The Southerner, a 1945 Hollywood effort by the great French filmmaker Jean Renoir, has a gritty beauty. Its sympathetic though unsentimental portrayal of U. S. tenant farmers has much the same tone as Jean-François Millet's paintings of rustic life in France. Zachary Scott stars as a seasonal farm worker who decides to begin a new life as a sharecropper. The house on the plot he rents is a rundown hovel, and the ground is harsh and untilled. But he, his wife (Betty Field), his grandmother (Beulah Bondi), and his two young children make a dedicated go of it. Their travails are many--a hard winter, one child's illness, sabotage from a resentful neighbor (J. Carrol Naish)--but they maintain their resolve to see things through. There are also happy times, such as the beauty of the blossoming fields, the affectionate hijinks at a wedding reception, and the use of a giant catfish to settle a feud. Many filmmakers would treat this material with a patronizing eye, but not Renoir; his magnanimous sensibility suffuses it all. His cinematic mastery is also on full display. The action is staged to take maximum advantage of the deep-space compositions. The visuals always keep one aware of the farmers relative to their environment. They're sometimes the land's masters, and sometimes its fools. Zachary Scott, best known for playing cads and scoundrels, embodies the quiet nobility of the farmer as completely as can be. The screenplay, attributed to Renoir, is based on Hold Autumn in Your Hand, a 1941 novel by George Sessions Perry. Hugo Butler wrote the preliminary adaptation.
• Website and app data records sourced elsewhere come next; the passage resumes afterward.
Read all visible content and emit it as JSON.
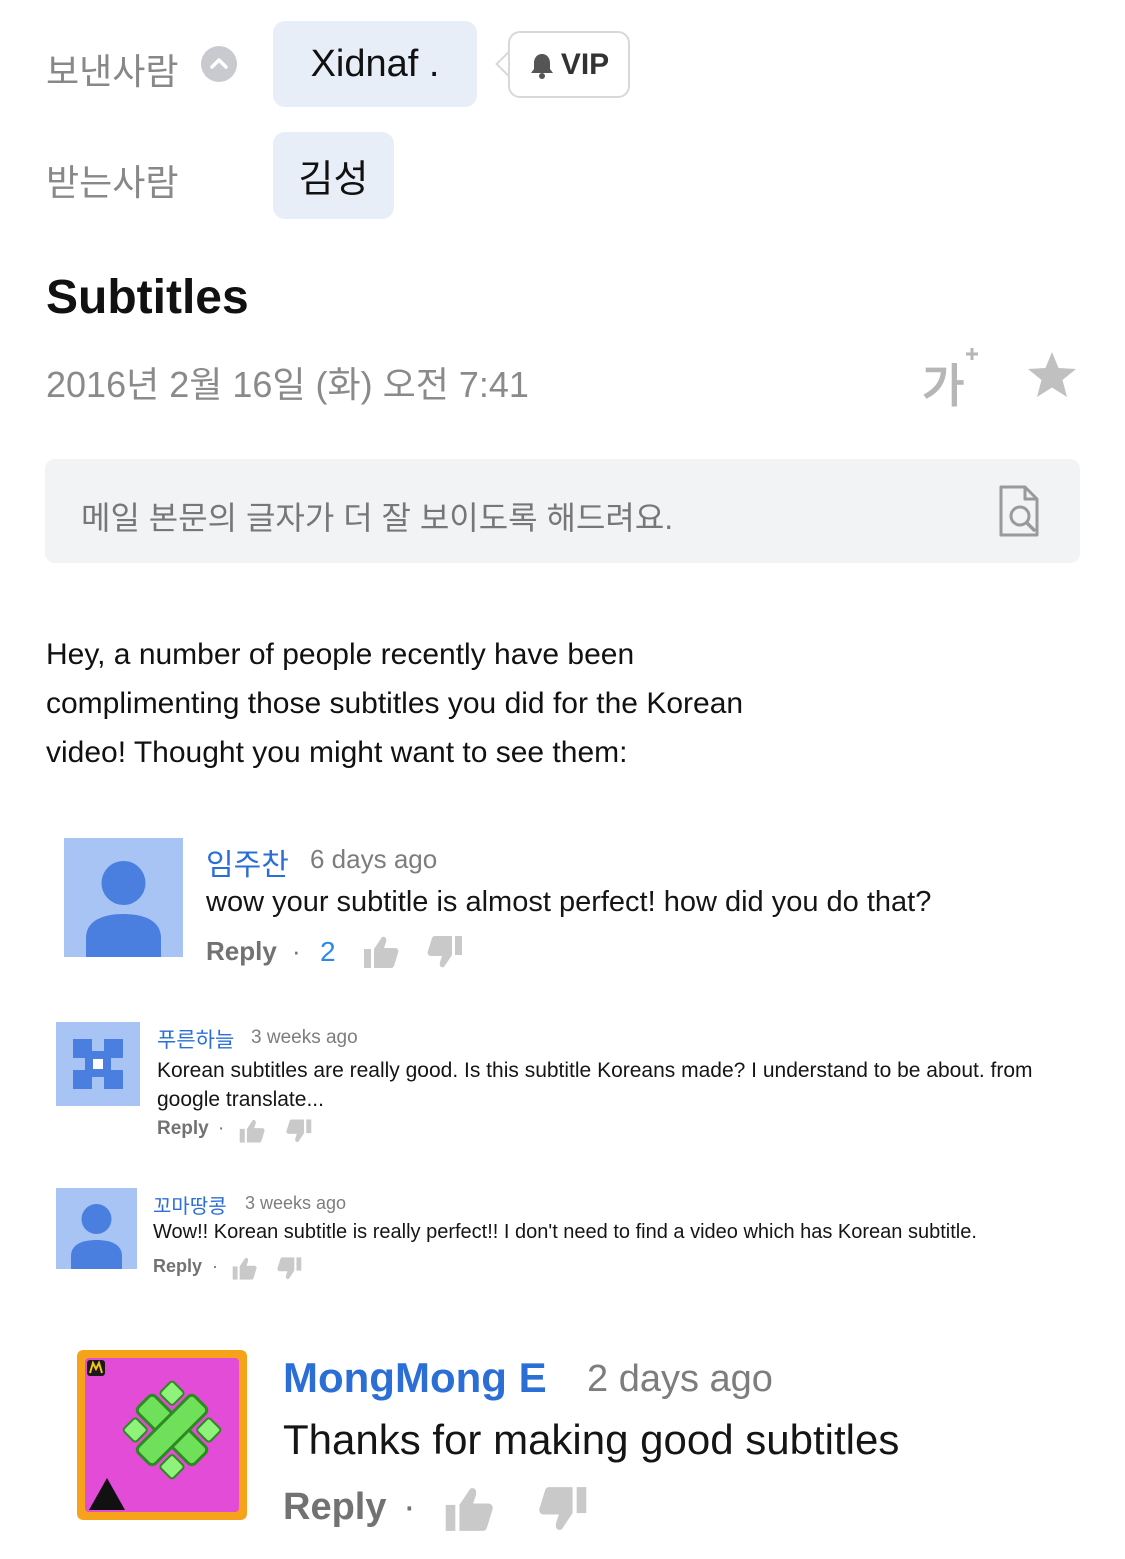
{
  "header": {
    "from_label": "보낸사람",
    "to_label": "받는사람",
    "sender": "Xidnaf .",
    "vip_badge": "VIP",
    "recipient": "김성"
  },
  "email": {
    "subject": "Subtitles",
    "date": "2016년 2월 16일 (화) 오전 7:41",
    "font_size_button": "가",
    "notice": "메일 본문의 글자가 더 잘 보이도록 해드려요.",
    "body": "Hey, a number of people recently have been complimenting those subtitles you did for the Korean video!  Thought you might want to see them:"
  },
  "comments": [
    {
      "author": "임주찬",
      "time": "6 days ago",
      "text": "wow your subtitle is almost perfect! how did you do that?",
      "reply": "Reply",
      "dot": "·",
      "likes": "2"
    },
    {
      "author": "푸른하늘",
      "time": "3 weeks ago",
      "text": "Korean subtitles are really good. Is this subtitle Koreans made? I understand to be about. from google translate...",
      "reply": "Reply",
      "dot": "·"
    },
    {
      "author": "꼬마땅콩",
      "time": "3 weeks ago",
      "text": "Wow!! Korean subtitle is really perfect!! I don't need to find a video which has Korean subtitle.",
      "reply": "Reply",
      "dot": "·"
    },
    {
      "author": "MongMong E",
      "time": "2 days ago",
      "text": "Thanks for making good subtitles",
      "reply": "Reply",
      "dot": "·"
    }
  ],
  "colors": {
    "chip_bg": "#e8eef8",
    "author_blue": "#2b6fd6",
    "avatar_bg": "#a8c4f5",
    "avatar_fg": "#4a7fe0"
  }
}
William Faulkner and Nunnally Johnson made uncredited contributions. The fine cinematography is by Lucien Andriot.